- Unit Effectiveness Process
- Core Objective Assessment
- Input Group
- Contact Us
Skip to content
Social responsibility is the responsibility of every person to engage thoughtfully and productively in society.
Social responsibility is understanding your place in a world that is bigger than you. One of the many reasons why higher education is a natural step for many Americans is because, historically, colleges and universities were charged with creating informed citizens. This kind of civic responsibility may include voting and even running in elections, but it also includes seeing characteristics of the social contract that humans have with one another while living together in the same community. Social responsibility includes understanding others, recognizing your role in the world, and engaging accordingly.
Companies in the 21st century are pushed by political, financial, and social forces to be more responsible. This push towards responsibility can come in the form of environmental accountability, social justice policies, anti-discrimination policies, and missions that value a whole, healthy, and livable world. Employers are looking for new hires that can understand and model these same attributes. Once you are able to recognize your responsibilities to your community, you will be better prepared to recognize your role in the culture of your new company.
Communities need people who are socially responsible to take steps toward inclusive, productive leadership that moves socially responsible agendas forward while respecting the unique characteristics of the community itself. The nation is changing. We need people who are unafraid to step up to leadership, but we need informed caretakers of the state. The world cannot be led by the fearful, the selfish, or the ignorant.

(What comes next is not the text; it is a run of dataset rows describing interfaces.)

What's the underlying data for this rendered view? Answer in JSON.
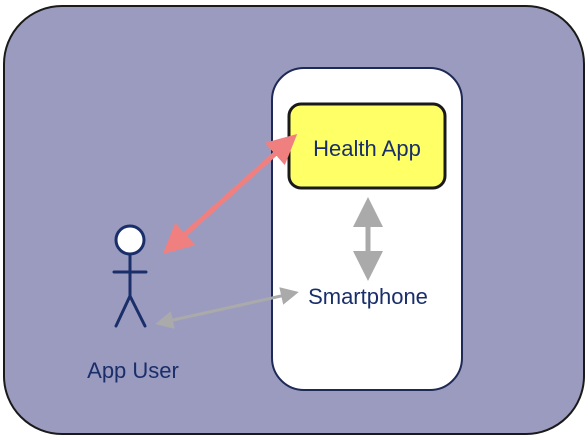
{
  "diagram": {
    "app_box_label": "Health App",
    "device_label": "Smartphone",
    "actor_label": "App User"
  },
  "colors": {
    "outer_fill": "#9b9bc0",
    "outer_stroke": "#1a1a1a",
    "phone_fill": "#ffffff",
    "phone_stroke": "#1e2a55",
    "app_fill": "#ffff66",
    "app_stroke": "#1a1a1a",
    "text_color": "#1a2f6a",
    "actor_stroke": "#1a2f6a",
    "arrow_pink": "#f08080",
    "arrow_gray": "#aaaaaa"
  }
}
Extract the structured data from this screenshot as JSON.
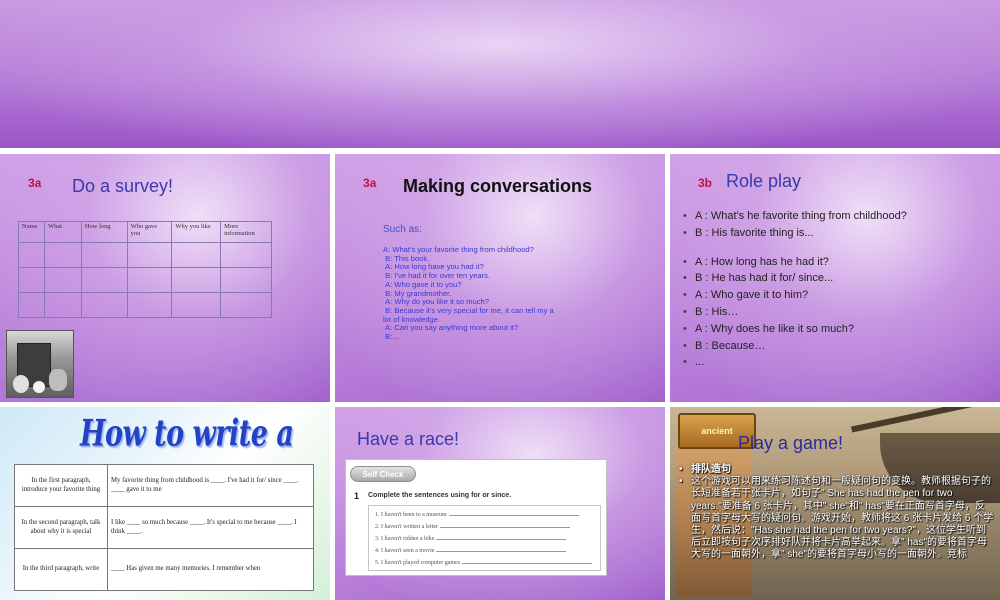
{
  "slide1": {
    "tag": "3a",
    "title": "Do a survey!",
    "table_headers": [
      "Name",
      "What",
      "How long",
      "Who gave you",
      "Why you like",
      "More information"
    ],
    "table_rows": 3
  },
  "slide2": {
    "tag": "3a",
    "title": "Making conversations",
    "such_as": "Such as:",
    "dialog": [
      "A: What's your favorite thing from childhood?",
      " B: This book.",
      " A: How long have you had it?",
      " B: I've had it for over ten years.",
      " A: Who gave it to you?",
      " B: My grandmother.",
      " A: Why do you like it so much?",
      " B: Because it's very special for me, it can tell my a lot of knowledge.",
      " A: Can you say anything more about it?",
      " B:..."
    ]
  },
  "slide3": {
    "tag": "3b",
    "title": "Role play",
    "bullets": [
      "A : What's he favorite thing from childhood?",
      "B : His favorite thing is...",
      "A : How long has he had it?",
      "B : He has had it for/ since...",
      "A : Who gave it to him?",
      "B : His…",
      "A : Why does he like it so much?",
      "B : Because…",
      "..."
    ]
  },
  "slide4": {
    "title": "How to write a passage",
    "rows": [
      {
        "left": "In the first paragraph, introduce your favorite thing",
        "right": "My favorite thing from childhood is ____. I've had it for/ since ____. ____ gave it to me"
      },
      {
        "left": "In the second paragraph, talk about why it is special",
        "right": "I like ____ so much because ____. It's special to me because ____. I think ____."
      },
      {
        "left": "In the third paragraph, write",
        "right": "____ Has given me many memories. I remember when"
      }
    ]
  },
  "slide5": {
    "title": "Have a race!",
    "badge": "Self Check",
    "instruction_number": "1",
    "instruction": "Complete the sentences using for or since.",
    "sentences": [
      "1. I haven't been to a museum",
      "2. I haven't written a letter",
      "3. I haven't ridden a bike",
      "4. I haven't seen a movie",
      "5. I haven't played computer games"
    ]
  },
  "slide6": {
    "title": "Play a game!",
    "sign": "ancient",
    "bullets": [
      "排队造句",
      "这个游戏可以用来练习陈述句和一般疑问句的变换。教师根据句子的长短准备若干张卡片，如句子\" She has had the pen for two years.\"要准备 6 张卡片，其中\" she\"和\" has\"要在正面写首字母，反面写首字母大写的疑问句。游戏开始，教师将这 6 张卡片发给 6 个学生，然后说：\"Has she had the pen for two years?\"，这位学生听到后立即按句子次序排好队并将卡片高举起来。拿\" has\"的要将首字母大写的一面朝外，拿\" she\"的要将首字母小写的一面朝外。竞标"
    ]
  }
}
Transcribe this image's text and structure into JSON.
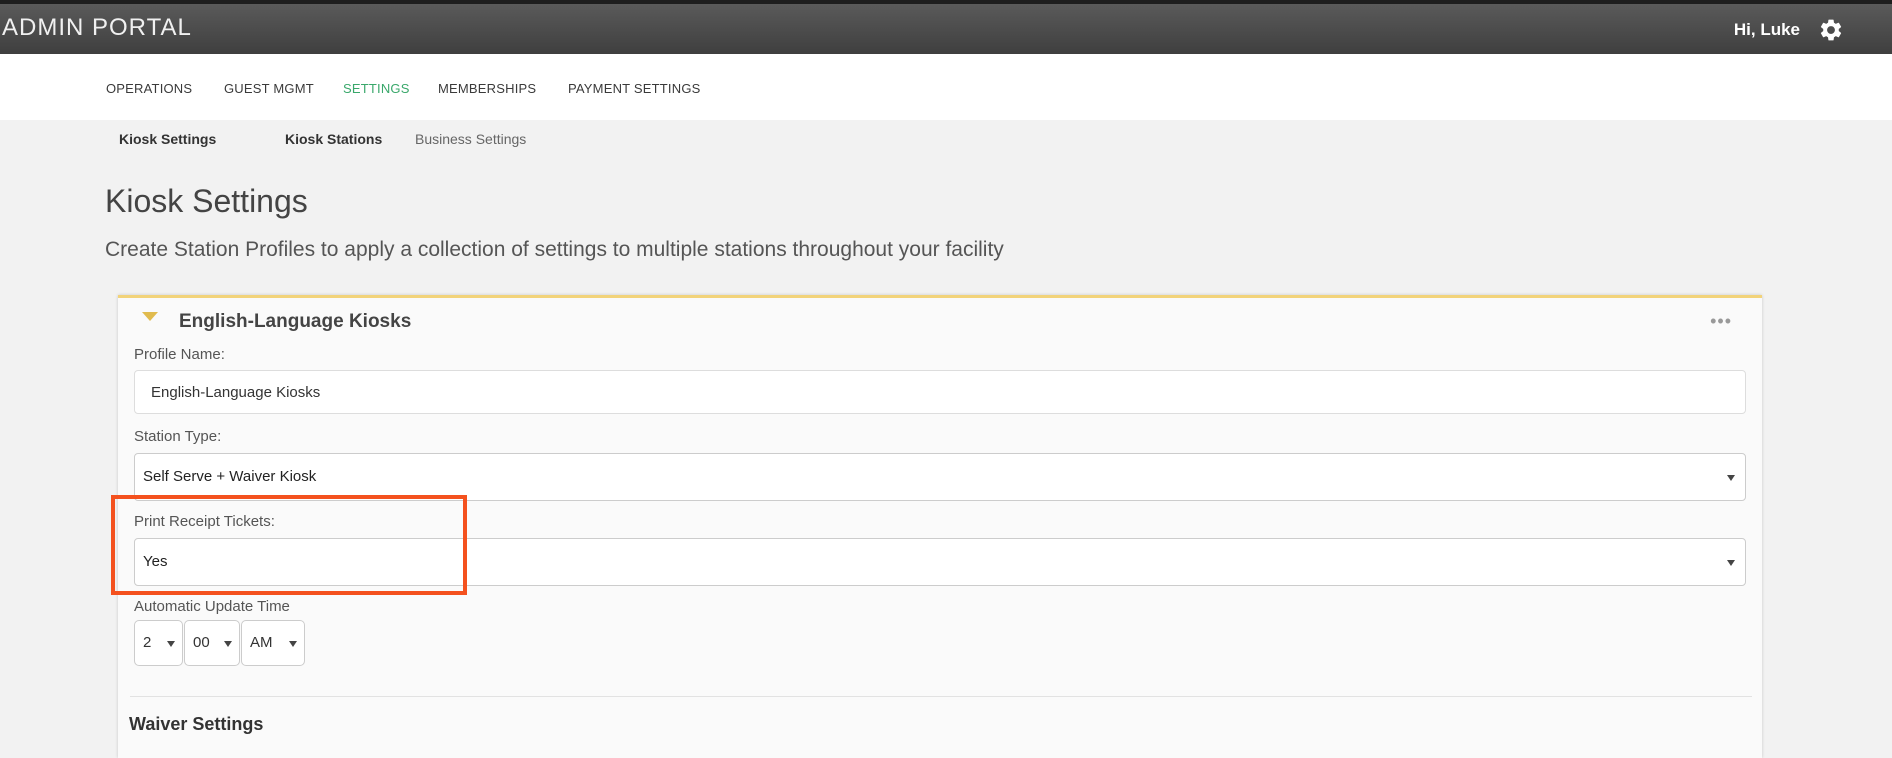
{
  "header": {
    "brand": "ADMIN PORTAL",
    "greeting": "Hi, Luke",
    "settings_icon": "gear-icon"
  },
  "main_nav": [
    {
      "label": "OPERATIONS",
      "active": false
    },
    {
      "label": "GUEST MGMT",
      "active": false
    },
    {
      "label": "SETTINGS",
      "active": true
    },
    {
      "label": "MEMBERSHIPS",
      "active": false
    },
    {
      "label": "PAYMENT SETTINGS",
      "active": false
    }
  ],
  "sub_nav": [
    {
      "label": "Kiosk Settings"
    },
    {
      "label": "Kiosk Stations"
    },
    {
      "label": "Business Settings"
    }
  ],
  "page": {
    "title": "Kiosk Settings",
    "subtitle": "Create Station Profiles to apply a collection of settings to multiple stations throughout your facility"
  },
  "profile_card": {
    "title": "English-Language Kiosks",
    "more_icon": "more-dots-icon",
    "profile_name_label": "Profile Name:",
    "profile_name_value": "English-Language Kiosks",
    "station_type_label": "Station Type:",
    "station_type_value": "Self Serve + Waiver Kiosk",
    "print_receipt_label": "Print Receipt Tickets:",
    "print_receipt_value": "Yes",
    "update_time_label": "Automatic Update Time",
    "update_hour": "2",
    "update_minute": "00",
    "update_period": "AM",
    "waiver_section_title": "Waiver Settings"
  },
  "colors": {
    "active_nav": "#3aa86b",
    "card_accent": "#f2d37a",
    "highlight": "#f4511e"
  }
}
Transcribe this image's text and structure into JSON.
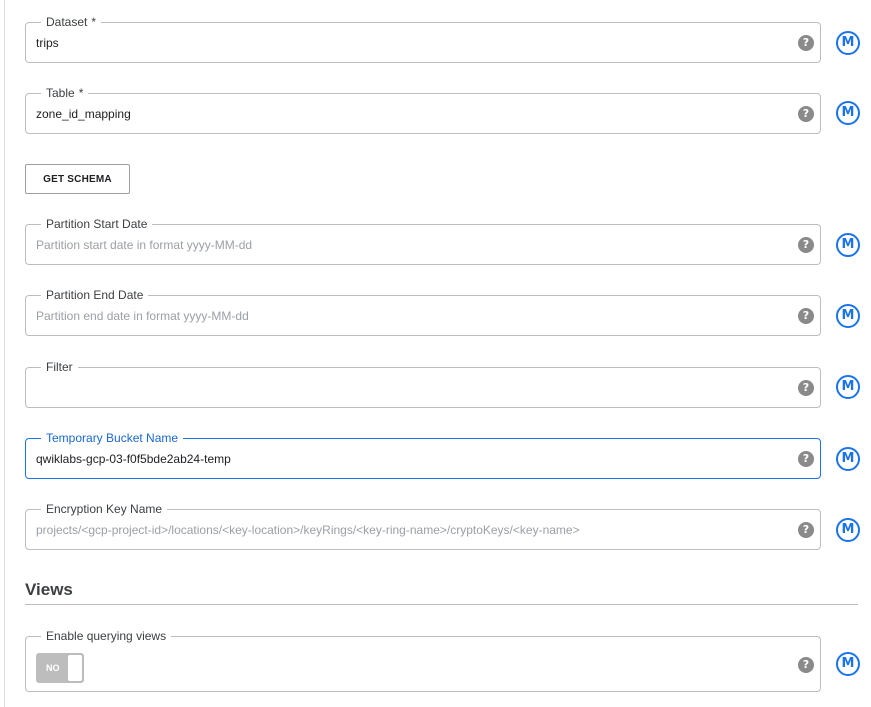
{
  "fields": {
    "dataset": {
      "label": "Dataset",
      "required_marker": "*",
      "value": "trips"
    },
    "table": {
      "label": "Table",
      "required_marker": "*",
      "value": "zone_id_mapping"
    },
    "partition_start": {
      "label": "Partition Start Date",
      "placeholder": "Partition start date in format yyyy-MM-dd"
    },
    "partition_end": {
      "label": "Partition End Date",
      "placeholder": "Partition end date in format yyyy-MM-dd"
    },
    "filter": {
      "label": "Filter",
      "value": ""
    },
    "temp_bucket": {
      "label": "Temporary Bucket Name",
      "value": "qwiklabs-gcp-03-f0f5bde2ab24-temp"
    },
    "encryption_key": {
      "label": "Encryption Key Name",
      "placeholder": "projects/<gcp-project-id>/locations/<key-location>/keyRings/<key-ring-name>/cryptoKeys/<key-name>"
    },
    "querying_views": {
      "label": "Enable querying views",
      "toggle_state": "NO"
    }
  },
  "buttons": {
    "get_schema": "GET SCHEMA"
  },
  "sections": {
    "views_title": "Views"
  },
  "icons": {
    "help": "?",
    "macro": "M"
  },
  "colors": {
    "accent": "#1a73e8",
    "focused_label": "#1967d2",
    "help_icon": "#8a8a8a"
  }
}
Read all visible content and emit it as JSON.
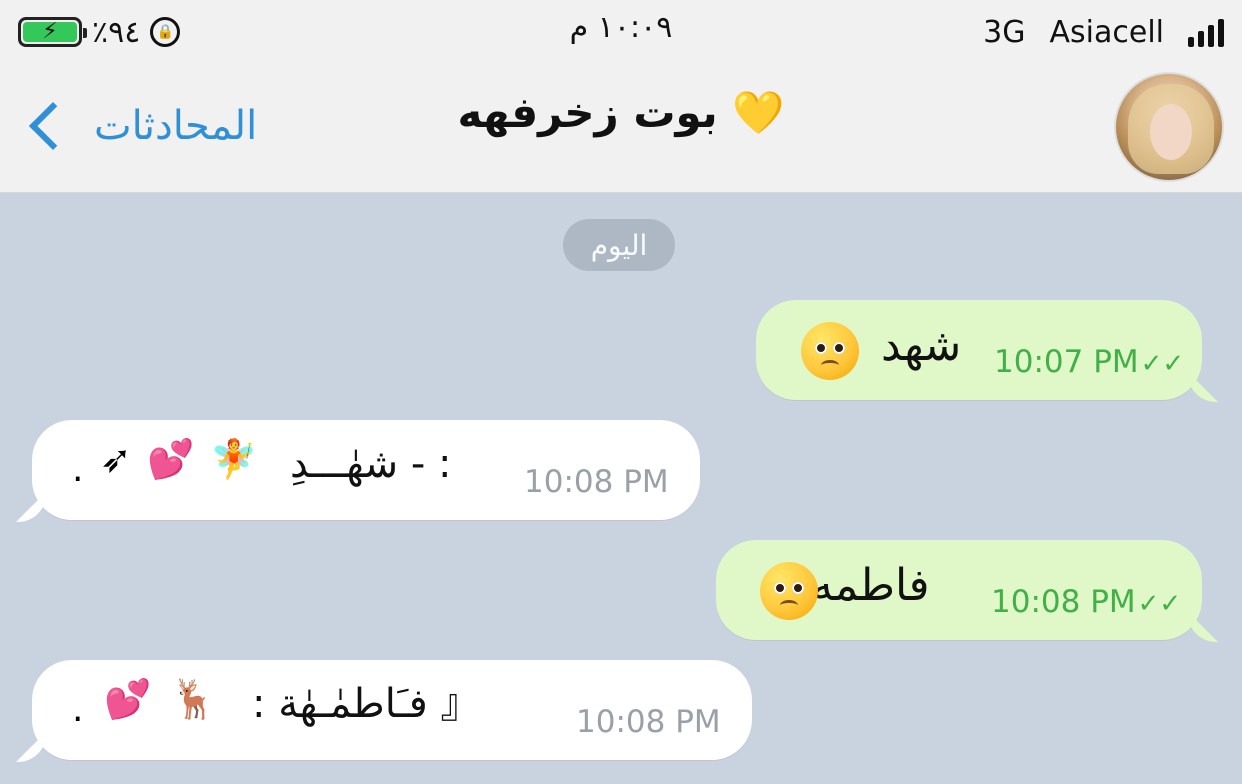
{
  "status_bar": {
    "battery_percent": "٪٩٤",
    "time": "١٠:٠٩ م",
    "network": "3G",
    "carrier": "Asiacell"
  },
  "header": {
    "back_label": "المحادثات",
    "title": "بوت زخرفهه 💛"
  },
  "date_separator": "اليوم",
  "messages": [
    {
      "direction": "out",
      "text": "شهد",
      "time": "10:07 PM",
      "status": "✓✓"
    },
    {
      "direction": "in",
      "text": ": - شهٰـــدِ",
      "time": "10:08 PM",
      "icons": "🧚 💕 ➶ ."
    },
    {
      "direction": "out",
      "text": "فاطمه",
      "time": "10:08 PM",
      "status": "✓✓"
    },
    {
      "direction": "in",
      "text": "『 فـَاطمٰـهٰة :",
      "time": "10:08 PM",
      "icons": "🦌 💕 ."
    }
  ]
}
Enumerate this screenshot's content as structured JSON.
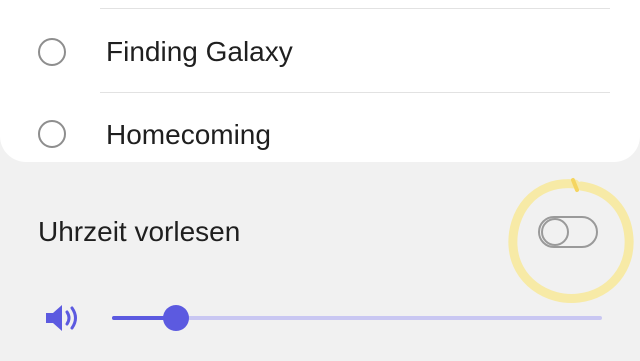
{
  "options": [
    {
      "label": "Finding Galaxy",
      "selected": false
    },
    {
      "label": "Homecoming",
      "selected": false
    }
  ],
  "read_time": {
    "label": "Uhrzeit vorlesen",
    "enabled": false
  },
  "volume": {
    "icon": "speaker-volume-icon",
    "level": 0.13,
    "accent_color": "#5c5ae0",
    "track_color": "#c9c7f2"
  },
  "annotation_color": "#f7eaa6"
}
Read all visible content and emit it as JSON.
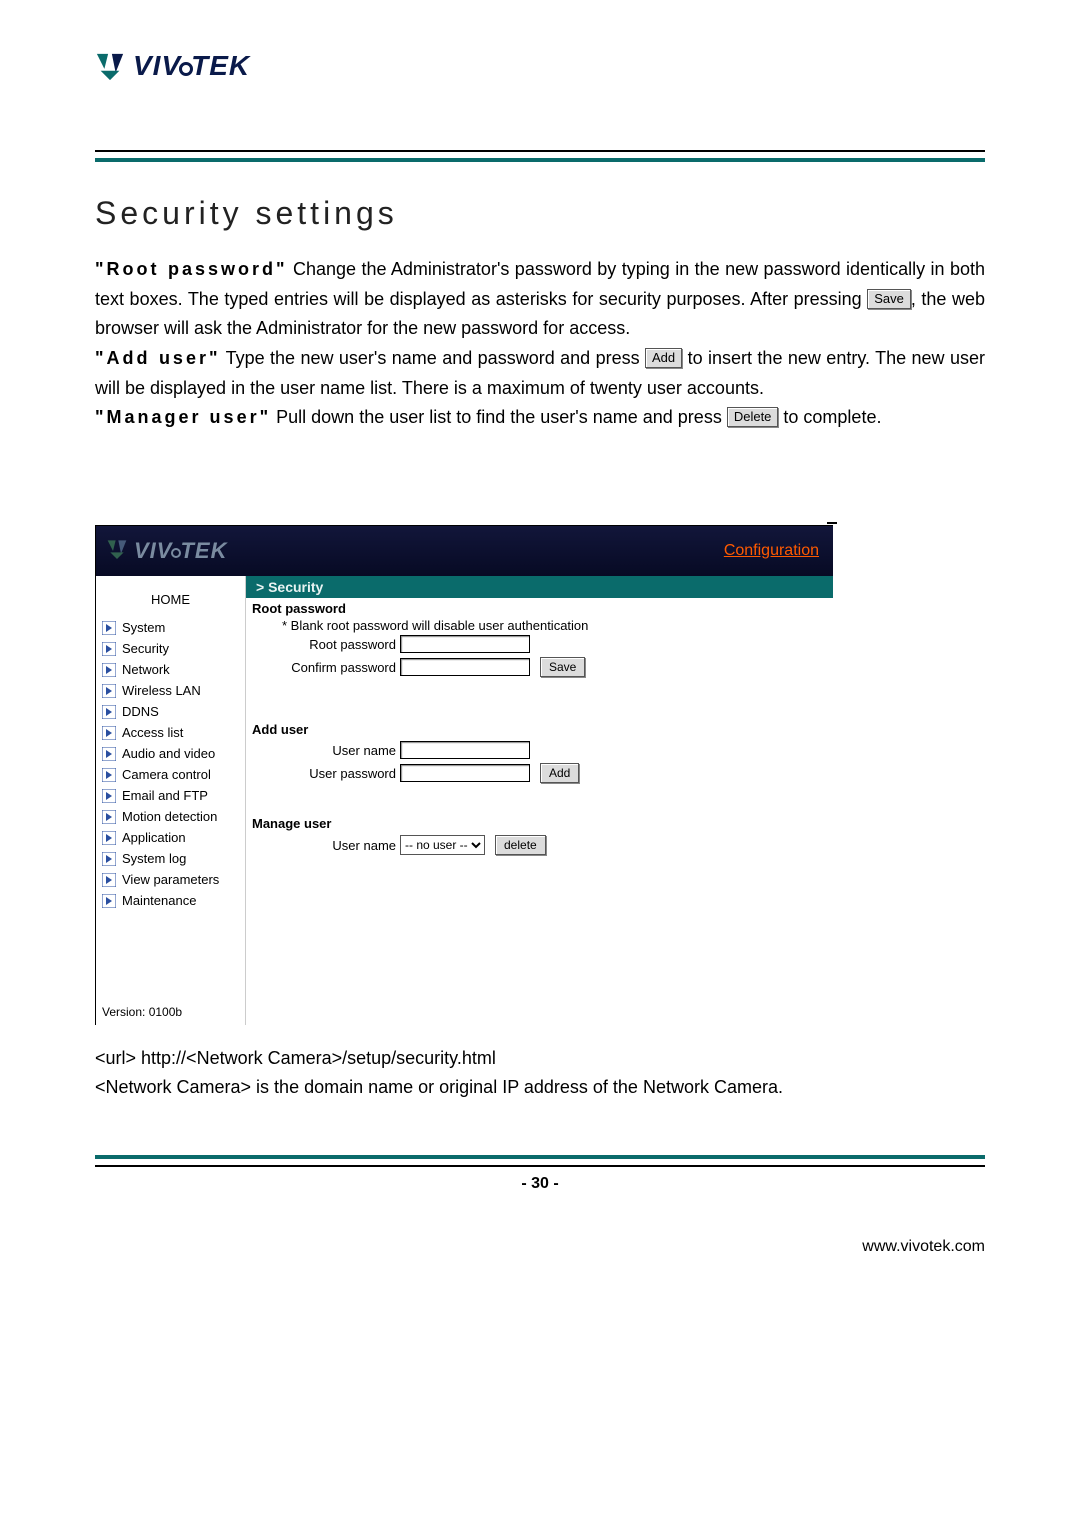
{
  "brand": {
    "name": "VIVOTEK"
  },
  "heading": "Security settings",
  "intro": {
    "root_password_label": "\"Root password\"",
    "root_password_text_before": "Change the Administrator's password by typing in the new password identically in both text boxes. The typed entries will be displayed as asterisks for security purposes. After pressing ",
    "root_password_text_save": "Save",
    "root_password_text_after": ", the web browser will ask the Administrator for the new password for access.",
    "add_user_label": "\"Add user\"",
    "add_user_text_before": "Type the new user's name and password and press ",
    "add_user_btn": "Add",
    "add_user_text_after": " to insert the new entry. The new user will be displayed in the user name list. There is a maximum of twenty user accounts.",
    "manager_user_label": "\"Manager user\"",
    "manager_user_text_before": "Pull down the user list to find the user's name and press ",
    "manager_user_btn": "Delete",
    "manager_user_text_after": " to complete."
  },
  "panel": {
    "configuration_label": "Configuration",
    "crumb": "> Security",
    "root_password": {
      "title": "Root password",
      "note": "* Blank root password will disable user authentication",
      "pw_label": "Root password",
      "confirm_label": "Confirm password",
      "save_btn": "Save"
    },
    "add_user": {
      "title": "Add user",
      "user_label": "User name",
      "pw_label": "User password",
      "add_btn": "Add"
    },
    "manage_user": {
      "title": "Manage user",
      "user_label": "User name",
      "select_value": "-- no user --",
      "delete_btn": "delete"
    }
  },
  "sidebar": {
    "home": "HOME",
    "items": [
      {
        "label": "System"
      },
      {
        "label": "Security"
      },
      {
        "label": "Network"
      },
      {
        "label": "Wireless LAN"
      },
      {
        "label": "DDNS"
      },
      {
        "label": "Access list"
      },
      {
        "label": "Audio and video"
      },
      {
        "label": "Camera control"
      },
      {
        "label": "Email and FTP"
      },
      {
        "label": "Motion detection"
      },
      {
        "label": "Application"
      },
      {
        "label": "System log"
      },
      {
        "label": "View parameters"
      },
      {
        "label": "Maintenance"
      }
    ],
    "version": "Version: 0100b"
  },
  "url_block": {
    "line1": "<url> http://<Network Camera>/setup/security.html",
    "line2": "<Network Camera> is the domain name or original IP address of the Network Camera."
  },
  "page_number": "- 30 -",
  "footer_url": "www.vivotek.com"
}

We look at the work you have done in classes and evaluate the degree to which you have met some of the characteristics of this core objective. IER is particularly interested in cultural self-awareness, knowledge of cultural worldview frameworks, empathy, verbal and nonverbal communication, curiosity, and openness. Looking at these measures (supplied by the Association of American Colleges and Universities rubric) we can start to evaluate how socially responsible you are. It is important to recognize that social responsibility is not a goal or a destination. We are all growing in becoming more conscious and more conscientious people.
Below are some of our recent reports that explain how we are doing as an institution.